This means that, going forward, it might become a little less strange to see in analyst coverage on stocks include what social media is thinking in regards to the stock, especially in regards to heavily shorted stocks, which have been the primary targets thus far. However, boosted unemployment checks and other government assistance will not be around forever. Investors whose budget is capable of including risky bets in the stock market will dwindle, so while the retail interest in the stock market may be here to stay, it's hard to tell how much these new investors will be able to push prices around. This is even harder to predict as pulling off what has happened thus far requires a lot of organization amongst internet acquaintances, so with everyone spending less time on forums, and the figureheads being diluted by new voices trying to offer their input on the next target, these pump-and-dump schemes will likely get diluted.
Consumer Price IndexIn more traditional news, investors will be watching out for warning signs Thursday morning that inflation is ramping up. The Consumer Price Index (CPI), core and otherwise, is scheduled to be released at 8:30 a.m. ET on June 10 and will be covering the month of May. Core CPI is expected to have slowed its increase in May with an increase of 0.4%, considerably lower than the 0.9% reported in April. Meanwhile, the more inclusive CPI reading is expected to have the same showing of 0.4% from a reading of 0.8% in April.
Investors will be hoping that the CPI numbers cool off from the previous month's unexpected spike, which dampened investors spirits and spurred a 2% selloff in the S&P 500. Despite reactions, any increases will likely prove to be transitory. This is mostly caused by the base effect, which occurs because this years numbers are being compared with the year before, meaning growth looks exaggerated in the year-over-year numbers because the recovery (2021) numbers are being compared proportionally with the numbers reported during the worst of the economic crash. There are also still significant price changes related to shortages or other temporary issues in the economy.
As long as the numbers aren't too drastically above predictions, the narrative from the Fed, Treasury, and most economists should hold true as the high readings only appear high as we transition from the economic crash into a healthy economy again.

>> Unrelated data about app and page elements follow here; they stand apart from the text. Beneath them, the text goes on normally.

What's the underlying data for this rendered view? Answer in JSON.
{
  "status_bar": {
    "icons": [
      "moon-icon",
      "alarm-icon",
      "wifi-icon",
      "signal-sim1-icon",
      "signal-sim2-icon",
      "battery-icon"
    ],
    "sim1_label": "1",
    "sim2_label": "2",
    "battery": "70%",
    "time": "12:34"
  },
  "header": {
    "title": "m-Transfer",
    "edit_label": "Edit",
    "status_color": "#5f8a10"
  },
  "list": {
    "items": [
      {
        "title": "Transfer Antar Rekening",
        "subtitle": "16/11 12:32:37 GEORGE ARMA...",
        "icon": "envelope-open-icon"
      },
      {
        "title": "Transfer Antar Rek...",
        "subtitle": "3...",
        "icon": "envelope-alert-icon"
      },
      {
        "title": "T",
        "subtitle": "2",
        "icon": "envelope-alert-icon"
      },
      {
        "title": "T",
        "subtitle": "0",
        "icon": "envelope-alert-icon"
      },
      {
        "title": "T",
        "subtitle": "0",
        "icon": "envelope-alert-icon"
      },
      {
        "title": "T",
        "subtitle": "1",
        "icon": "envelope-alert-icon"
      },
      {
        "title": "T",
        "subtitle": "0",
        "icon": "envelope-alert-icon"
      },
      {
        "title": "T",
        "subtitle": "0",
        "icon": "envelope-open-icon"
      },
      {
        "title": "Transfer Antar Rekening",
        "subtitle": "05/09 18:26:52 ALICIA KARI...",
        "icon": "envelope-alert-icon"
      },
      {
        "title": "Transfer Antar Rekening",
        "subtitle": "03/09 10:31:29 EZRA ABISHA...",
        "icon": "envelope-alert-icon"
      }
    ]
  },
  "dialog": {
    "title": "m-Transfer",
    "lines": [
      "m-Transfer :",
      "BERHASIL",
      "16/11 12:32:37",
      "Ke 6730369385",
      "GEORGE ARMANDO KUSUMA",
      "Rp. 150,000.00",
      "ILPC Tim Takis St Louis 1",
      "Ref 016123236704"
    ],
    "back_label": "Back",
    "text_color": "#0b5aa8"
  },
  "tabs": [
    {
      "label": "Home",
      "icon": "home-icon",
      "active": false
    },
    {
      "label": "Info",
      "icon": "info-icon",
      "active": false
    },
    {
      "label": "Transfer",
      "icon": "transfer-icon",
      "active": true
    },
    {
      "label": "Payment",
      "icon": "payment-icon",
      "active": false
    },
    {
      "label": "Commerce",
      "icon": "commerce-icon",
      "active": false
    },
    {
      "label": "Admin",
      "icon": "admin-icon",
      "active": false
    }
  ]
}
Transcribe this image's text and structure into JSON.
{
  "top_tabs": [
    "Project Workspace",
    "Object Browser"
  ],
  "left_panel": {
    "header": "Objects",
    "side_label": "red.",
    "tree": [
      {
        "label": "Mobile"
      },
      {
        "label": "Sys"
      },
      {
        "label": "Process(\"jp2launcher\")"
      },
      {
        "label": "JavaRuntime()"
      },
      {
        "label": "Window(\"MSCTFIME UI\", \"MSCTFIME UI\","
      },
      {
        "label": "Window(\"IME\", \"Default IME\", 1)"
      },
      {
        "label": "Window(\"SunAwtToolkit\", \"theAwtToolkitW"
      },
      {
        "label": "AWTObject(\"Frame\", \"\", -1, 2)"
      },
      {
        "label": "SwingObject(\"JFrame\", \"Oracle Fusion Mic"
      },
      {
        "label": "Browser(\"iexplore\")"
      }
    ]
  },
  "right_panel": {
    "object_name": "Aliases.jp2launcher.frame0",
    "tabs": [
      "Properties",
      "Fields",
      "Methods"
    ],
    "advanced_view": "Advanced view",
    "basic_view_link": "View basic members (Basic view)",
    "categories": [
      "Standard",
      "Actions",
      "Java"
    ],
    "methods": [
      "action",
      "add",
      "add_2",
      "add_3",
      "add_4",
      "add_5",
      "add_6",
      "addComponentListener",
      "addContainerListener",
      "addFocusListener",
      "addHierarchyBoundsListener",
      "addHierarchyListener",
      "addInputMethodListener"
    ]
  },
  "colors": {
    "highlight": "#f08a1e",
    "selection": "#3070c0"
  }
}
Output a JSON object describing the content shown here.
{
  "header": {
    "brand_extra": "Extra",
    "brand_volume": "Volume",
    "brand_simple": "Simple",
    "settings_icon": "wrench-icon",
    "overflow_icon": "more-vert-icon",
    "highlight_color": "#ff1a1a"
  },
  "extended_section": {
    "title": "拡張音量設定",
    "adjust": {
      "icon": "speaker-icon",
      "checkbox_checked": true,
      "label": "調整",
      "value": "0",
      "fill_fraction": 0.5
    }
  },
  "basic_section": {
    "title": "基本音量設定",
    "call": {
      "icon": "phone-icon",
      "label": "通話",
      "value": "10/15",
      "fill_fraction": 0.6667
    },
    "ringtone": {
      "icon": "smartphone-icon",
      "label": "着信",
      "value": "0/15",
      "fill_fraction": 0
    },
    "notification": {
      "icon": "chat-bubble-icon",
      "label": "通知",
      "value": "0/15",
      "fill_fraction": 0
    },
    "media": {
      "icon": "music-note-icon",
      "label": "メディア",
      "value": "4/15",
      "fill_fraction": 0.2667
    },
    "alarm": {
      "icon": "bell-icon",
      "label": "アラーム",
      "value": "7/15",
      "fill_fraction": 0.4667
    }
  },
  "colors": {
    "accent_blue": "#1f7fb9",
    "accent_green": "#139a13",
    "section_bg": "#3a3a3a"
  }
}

Despite that, there could be a harsh reaction (just like during the previous month) to a miss when it is reported, so while long-term investors should be ok, day traders may find the day difficult if such a reaction occurs.
Real Estate, commodities including gold and precious metals, as well as consumer cyclicals (think needs and not wants, if you have to spend your weakening dollar, it'll be food before an iPhone XYZ) tend to increase during times of inflation. So if the market screams bloody murder Thursday, stocks in those industries may show as the winners that day and possibly for a few days to come as the dust settles and people realize that it was indeed, just the latest iteration of the base effect. However, it is an irrational market during uncertain times, so really anything could happen.
Economic Events this WeekTuesday - 8:30 a.m. - Trade Balance - 10:00 a.m.- JOLTS - Job Openings
Wednesday - 10:30 a.m.- EIA Crude Oil Inventories
Thursday - 8:30 a.m. - Initial Claims - 8:30 a.m. - Continuing Claims - 8:30 a.m. - CPI and Core CPI
Friday - 10:00 a.m. - University of Michigan Consumer Sentiment - Prelim